“Colonel Fortune [the commander of Missouri ADT IV] and myself wanted to make sure the teams that will follow us can transition seamlessly,” Bargfrede said. “This conference has given us the opportunity to share our experience with them first-hand, and given them the opportunity to get a brigade-level perspective on civil-military operations.”

Michael Fortune is a St. Louis native and U.S. Army colonel.
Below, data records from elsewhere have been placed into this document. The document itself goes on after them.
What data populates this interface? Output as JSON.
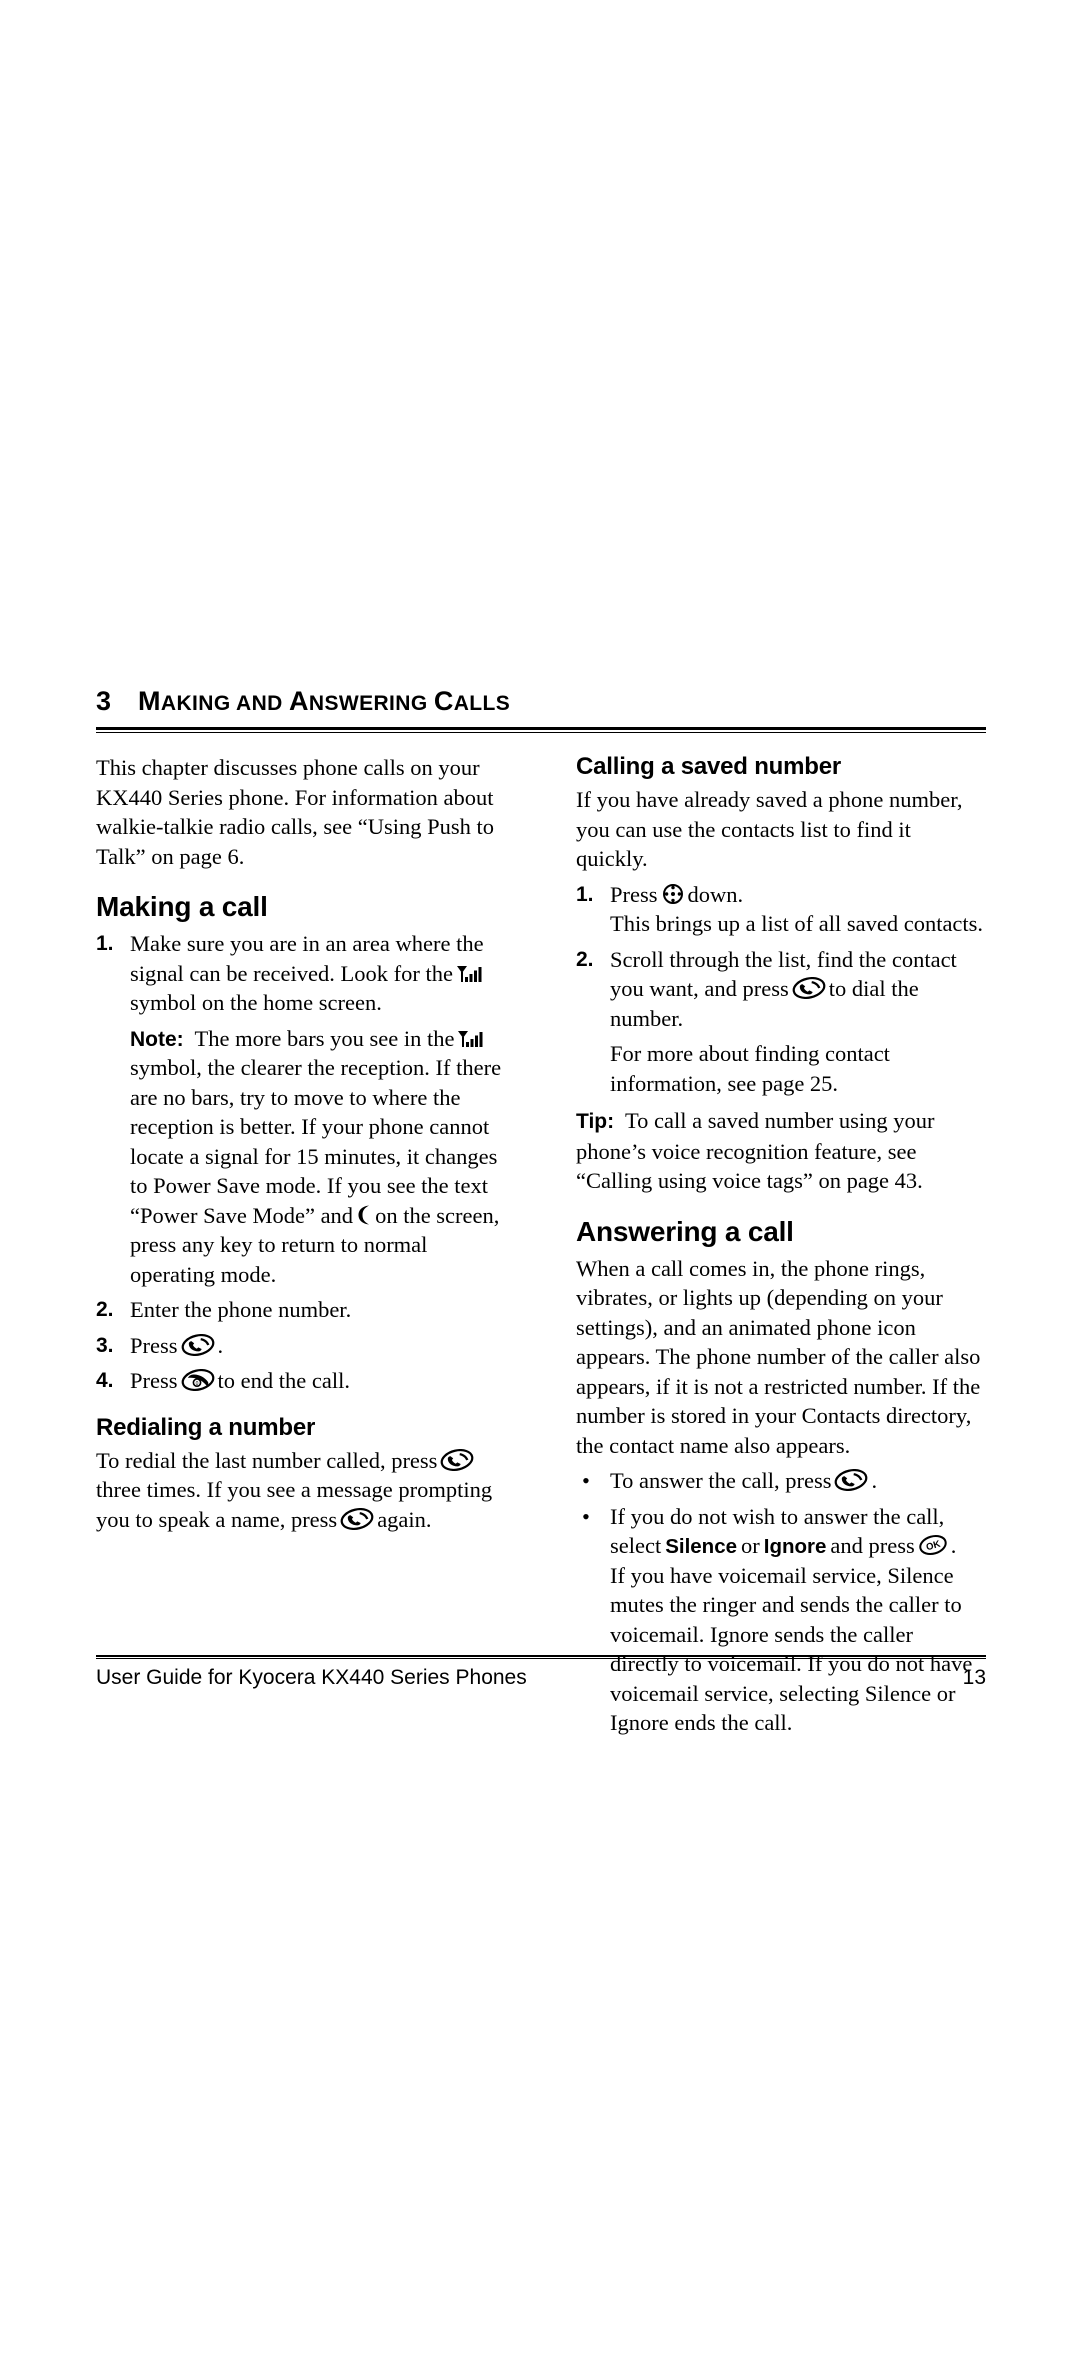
{
  "document": {
    "chapter_number": "3",
    "chapter_title_first": "M",
    "chapter_title_rest": "AKING AND ",
    "chapter_title": "MAKING AND ANSWERING CALLS",
    "chapter_title_parts": {
      "m": "M",
      "aking_and": "AKING AND ",
      "a": "A",
      "nswering": "NSWERING ",
      "c": "C",
      "alls": "ALLS"
    }
  },
  "left_column": {
    "intro": "This chapter discusses phone calls on your KX440 Series phone. For information about walkie-talkie radio calls, see “Using Push to Talk” on page 6.",
    "making_a_call": {
      "heading": "Making a call",
      "step1_num": "1.",
      "step1_part1": "Make sure you are in an area where the signal can be received. Look for the",
      "step1_icon": "signal-strength-icon",
      "step1_part2": "symbol on the home screen.",
      "note_label": "Note:",
      "note_part1": "The more bars you see in the",
      "note_icon1": "signal-strength-icon",
      "note_part2": "symbol, the clearer the reception. If there are no bars, try to move to where the reception is better. If your phone cannot locate a signal for 15 minutes, it changes to Power Save mode. If you see the text “Power Save Mode” and",
      "note_icon2": "power-save-icon",
      "note_part3": "on the screen, press any key to return to normal operating mode.",
      "step2_num": "2.",
      "step2_text": "Enter the phone number.",
      "step3_num": "3.",
      "step3_part1": "Press",
      "step3_icon": "send-key-icon",
      "step3_part2": ".",
      "step4_num": "4.",
      "step4_part1": "Press",
      "step4_icon": "end-key-icon",
      "step4_part2": "to end the call."
    },
    "redialing": {
      "heading": "Redialing a number",
      "part1": "To redial the last number called, press",
      "icon1": "send-key-icon",
      "part2": "three times. If you see a message prompting you to speak a name, press",
      "icon2": "send-key-icon",
      "part3": "again."
    }
  },
  "right_column": {
    "calling_saved": {
      "heading": "Calling a saved number",
      "intro": "If you have already saved a phone number, you can use the contacts list to find it quickly.",
      "step1_num": "1.",
      "step1_part1": "Press",
      "step1_icon": "navigation-key-icon",
      "step1_part2": "down.",
      "step1_sub": "This brings up a list of all saved contacts.",
      "step2_num": "2.",
      "step2_part1": "Scroll through the list, find the contact you want, and press",
      "step2_icon": "send-key-icon",
      "step2_part2": "to dial the number.",
      "step2_sub": "For more about finding contact information, see page 25.",
      "tip_label": "Tip:",
      "tip_text": "To call a saved number using your phone’s voice recognition feature, see “Calling using voice tags” on page 43."
    },
    "answering": {
      "heading": "Answering a call",
      "intro": "When a call comes in, the phone rings, vibrates, or lights up (depending on your settings), and an animated phone icon appears. The phone number of the caller also appears, if it is not a restricted number. If the number is stored in your Contacts directory, the contact name also appears.",
      "bullet1_dot": "•",
      "bullet1_part1": "To answer the call, press",
      "bullet1_icon": "send-key-icon",
      "bullet1_part2": ".",
      "bullet2_dot": "•",
      "bullet2_part1": "If you do not wish to answer the call, select",
      "bullet2_silence": "Silence",
      "bullet2_or": "or",
      "bullet2_ignore": "Ignore",
      "bullet2_part2": "and press",
      "bullet2_icon": "ok-key-icon",
      "bullet2_part3": ".",
      "bullet2_sub": "If you have voicemail service, Silence mutes the ringer and sends the caller to voicemail. Ignore sends the caller directly to voicemail. If you do not have voicemail service, selecting Silence or Ignore ends the call."
    }
  },
  "footer": {
    "text": "User Guide for Kyocera KX440 Series Phones",
    "page_number": "13"
  }
}
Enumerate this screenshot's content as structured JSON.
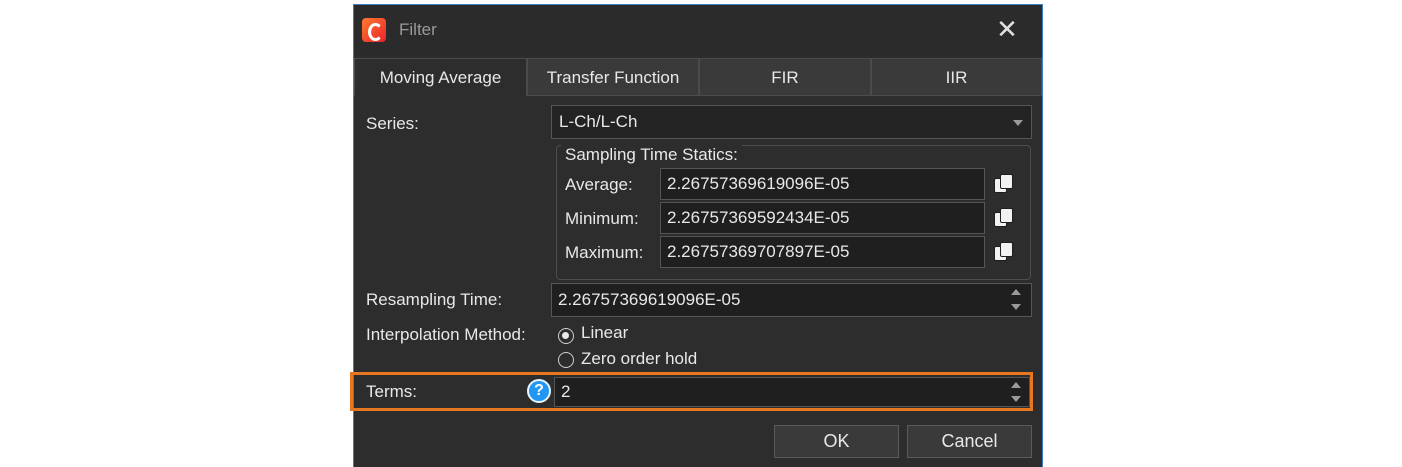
{
  "window": {
    "title": "Filter"
  },
  "tabs": [
    {
      "label": "Moving Average",
      "active": true
    },
    {
      "label": "Transfer Function",
      "active": false
    },
    {
      "label": "FIR",
      "active": false
    },
    {
      "label": "IIR",
      "active": false
    }
  ],
  "series": {
    "label": "Series:",
    "value": "L-Ch/L-Ch"
  },
  "sampling": {
    "group_title": "Sampling Time Statics:",
    "average": {
      "label": "Average:",
      "value": "2.26757369619096E-05"
    },
    "minimum": {
      "label": "Minimum:",
      "value": "2.26757369592434E-05"
    },
    "maximum": {
      "label": "Maximum:",
      "value": "2.26757369707897E-05"
    }
  },
  "resampling": {
    "label": "Resampling Time:",
    "value": "2.26757369619096E-05"
  },
  "interpolation": {
    "label": "Interpolation Method:",
    "options": [
      {
        "label": "Linear",
        "selected": true
      },
      {
        "label": "Zero order hold",
        "selected": false
      }
    ]
  },
  "terms": {
    "label": "Terms:",
    "value": "2"
  },
  "buttons": {
    "ok": "OK",
    "cancel": "Cancel"
  },
  "colors": {
    "highlight": "#e87722",
    "help": "#2196f3",
    "border_accent": "#3c7fc4"
  }
}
He noted many of the lessons Missouri ADT IV learned in Nangahar mirror the experiences of the Iowa ADT in Kunar.

“I think Craig and I both agree that to maximize its effectiveness, the ADT must focus on empowering, motivating, training, and inspiring the Afghan people and their government to take ownership of and to address the many agriculture-related challenges here,” Fortune said. “In other words, we must find ways to get the Afghans fully invested in their own future."

Those lessons were important, according to U.S. Army Col. Fred Allen of Delavan, Ill., who commands the Illinois ADT.

“We just came from five days at the COIN [counterinsurgency] Academy in Kabul, and that was a lot of big-picture stuff,” Allen said. “It was great, but this conference has given us a much better view of some of our actual operational considerations, and we’ll be able to use what we’ve learned here to round out our pre-mobilization training.”

There are some differences between the situations of the Illinois ADT and Missouri ADT V. The Illinois ADT is replacing an ADT from Iowa, which replaced an ADT from California. In contrast, the Missouri National Guard constituted all four ADT's that have worked in Nangahar province since early 2008, and has committed to forming the next three ADT's that will serve in Nangahar. U.S. Army Col. John Akers of Troy, Mo., commander of Missouri ADT V, agreed the continuity of the Missouri ADT's is an advantage.

“It is, because we’re able to directly build on the accomplishments of the last ADT,” Akers said. “It also gives us a wealth of folks who have been on these ADT's across the state,” he added. “We’ve got people from Missouri ADT I and II working in state headquarters now, and we’ve got reach-back capability to that experience if we need it.”

Still, Akers pointed to the ADT conference as a significant educational experience for his team.

“This really showed me how important it is to put an ‘Afghan-face’ on what we’re doing here,” Akers said. “The emphasis isn’t on spending money on projects; it’s on getting the Afghan government into a position that they can provide agricultural services that are sustainable.”